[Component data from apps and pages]
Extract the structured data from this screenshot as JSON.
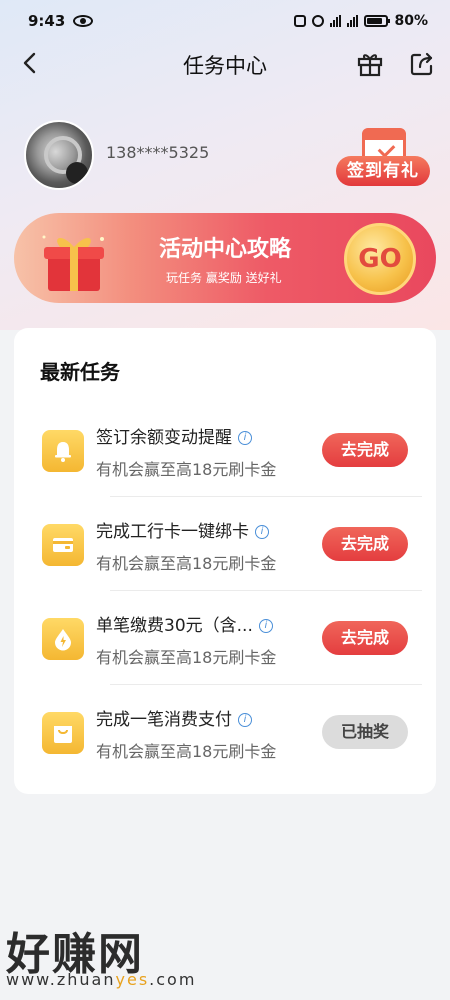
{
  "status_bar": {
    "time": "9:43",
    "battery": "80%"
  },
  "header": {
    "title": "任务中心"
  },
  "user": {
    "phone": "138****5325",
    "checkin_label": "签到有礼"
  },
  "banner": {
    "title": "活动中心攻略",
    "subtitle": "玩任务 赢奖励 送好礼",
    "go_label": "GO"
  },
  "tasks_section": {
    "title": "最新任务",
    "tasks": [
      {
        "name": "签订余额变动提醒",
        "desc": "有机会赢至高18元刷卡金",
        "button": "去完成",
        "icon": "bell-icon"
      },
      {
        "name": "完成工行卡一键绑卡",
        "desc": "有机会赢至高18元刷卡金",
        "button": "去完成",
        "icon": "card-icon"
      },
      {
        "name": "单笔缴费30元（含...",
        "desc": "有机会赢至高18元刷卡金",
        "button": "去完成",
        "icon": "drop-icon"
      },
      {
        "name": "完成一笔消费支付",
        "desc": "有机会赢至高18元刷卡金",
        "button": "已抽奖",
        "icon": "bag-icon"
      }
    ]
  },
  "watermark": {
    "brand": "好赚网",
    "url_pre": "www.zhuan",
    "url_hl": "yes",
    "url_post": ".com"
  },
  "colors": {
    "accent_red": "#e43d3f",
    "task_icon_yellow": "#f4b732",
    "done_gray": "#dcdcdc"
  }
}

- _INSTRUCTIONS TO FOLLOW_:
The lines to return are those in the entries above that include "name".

- _WRITTEN RESPONSE_:
        "name": "签订余额变动提醒",
        "name": "完成工行卡一键绑卡",
        "name": "单笔缴费30元（含...",
        "name": "完成一笔消费支付",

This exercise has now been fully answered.